Mayor Robbie Robinson cited the city’s health, nuisance and zoning codes as grounds for the eviction from the lot on Illinois Street about three blocks from the city’s Public Works building.

The city obtained permission from the owner of the property, who lives elsewhere, to remove the squatters.

“He told us no one should be living on the property and he didn’t want anyone living on the property,” Robinson said, noting the couple who were removed were distant relatives of the owner.

Robinson had Police Chief Avery Cook go to the property first Friday morning and explain the situation. Then crews moved in, spending almost four hours with a front-end loader and boom truck scooping up three truck loads of debris and hauling it to the landfill.

“They were cooperative. When we got there, we told them to get whatever belongings they wanted to keep. They got a purse and some clothes and some other things and took them out to the street,” Robinson said.

“But it was a mess. We hauled out old TVs, pallets, old furniture, just junk. It looked like they were trying to build some kind of shelter with the pallets and planned to cover it with a tarp,” Robinson continued of the couple, who are in their late 30s.

The city has dealt with the pair before, including at one point when they camped near a part of the city’s walking trails.

“They’ve been offered help before but don’t want it,” the mayor said.

City leaders speculate they ended up on Illinois Street because the man’s late grandmother once lived on the street and because of the distant tie to the owner of the property.

The man and woman initially left their salvaged belongings on the curb and left but the items were gone by 12:30 p.m. Friday as the city was finishing its clean up.

“The neighbors were happy, they are glad,” Robinson said.

The city has been working on the problem for several weeks, but those efforts picked up momentum two weeks ago when Selectman Ken Poole, is whose ward the property is, brought it up at a Board of Selectmen study session.

“It’s been going on two years with these people, we’ve moved them out of three places already,” Codes Enforcement Officer Jeremy Klutts said at the time.

“Do whatever you have to, arrest them, whatever it takes, but this can’t go on. Nobody wants this next to them, and it smells,” Poole said, showing pictures to other selectmen. “If this was next to me I’d be at every meeting wearing y’all out. Don’t throw in the towel.”

Robinson said he wasn’t sure where the couple had gone, but he fears it won’t be the last time the city will have to deal with them.
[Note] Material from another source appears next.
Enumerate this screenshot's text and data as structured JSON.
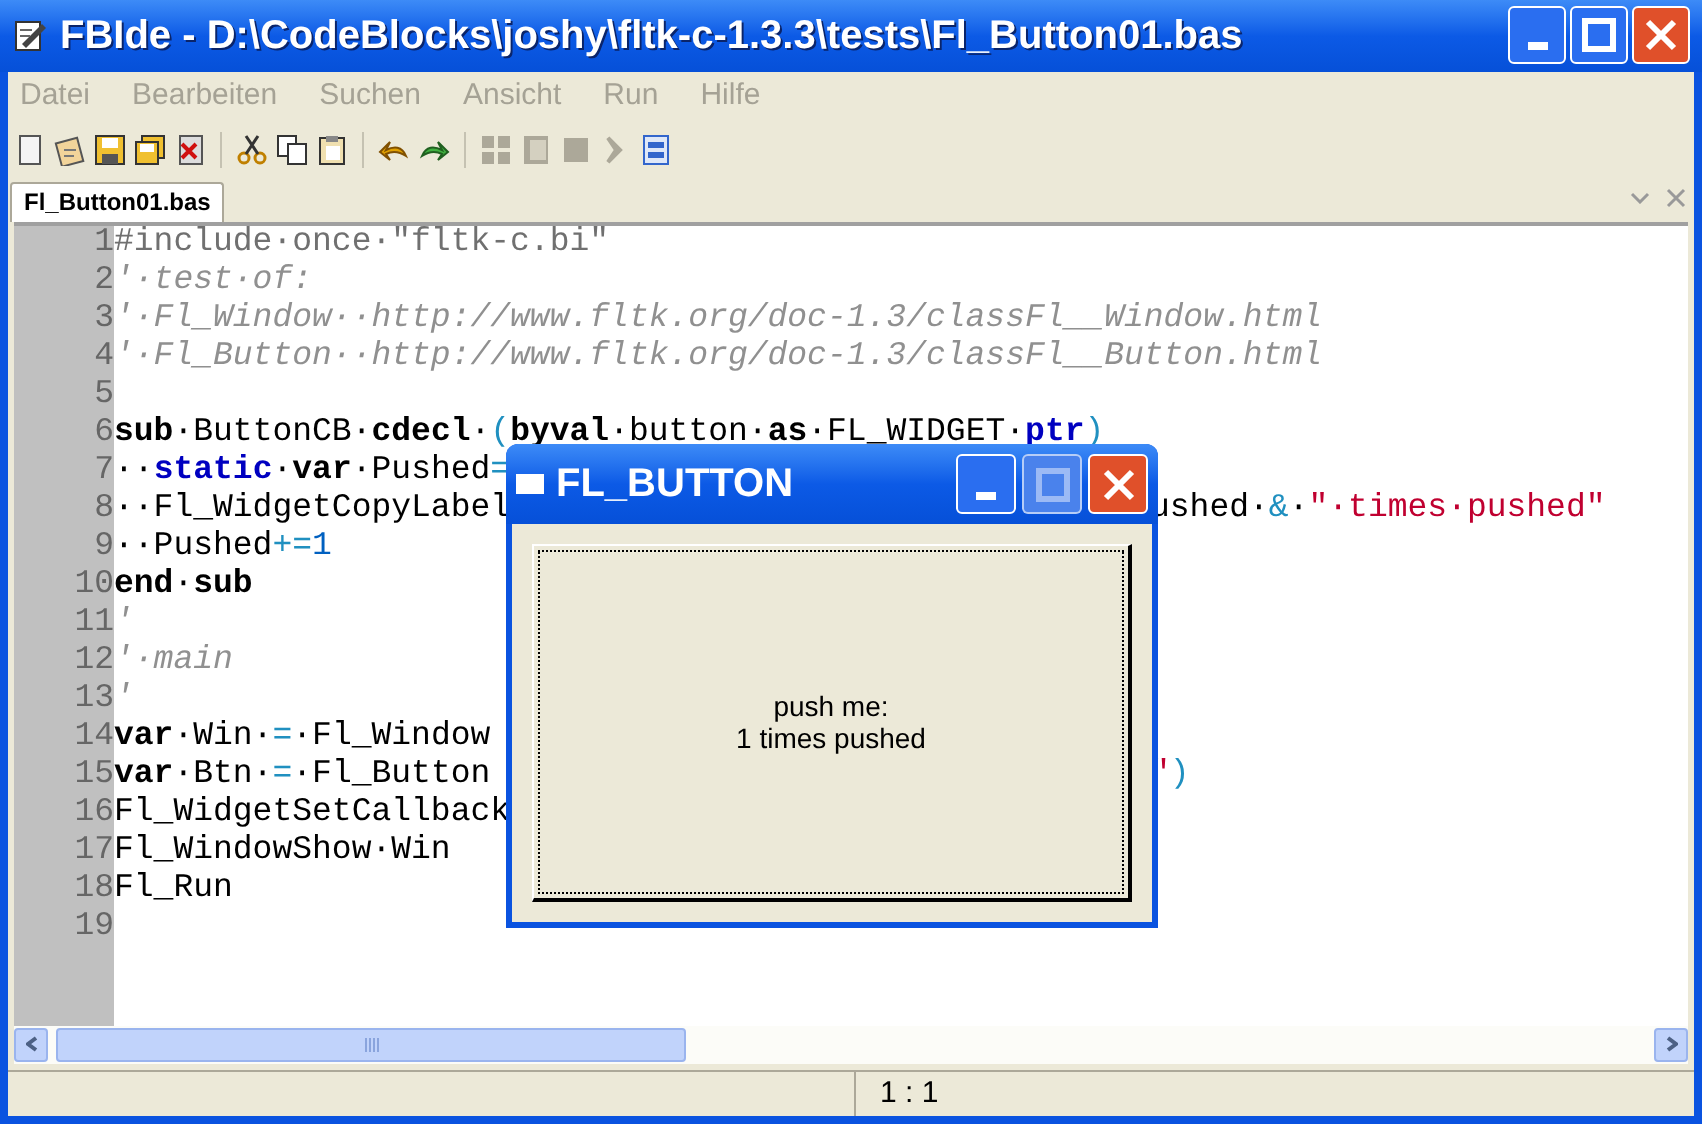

“We don’t have any real services for situations like this. Given their track record, I suspect they’ll show back up somewhere. But they don’t want help. Our hands are a little tied. It’s a shame,” he surmised.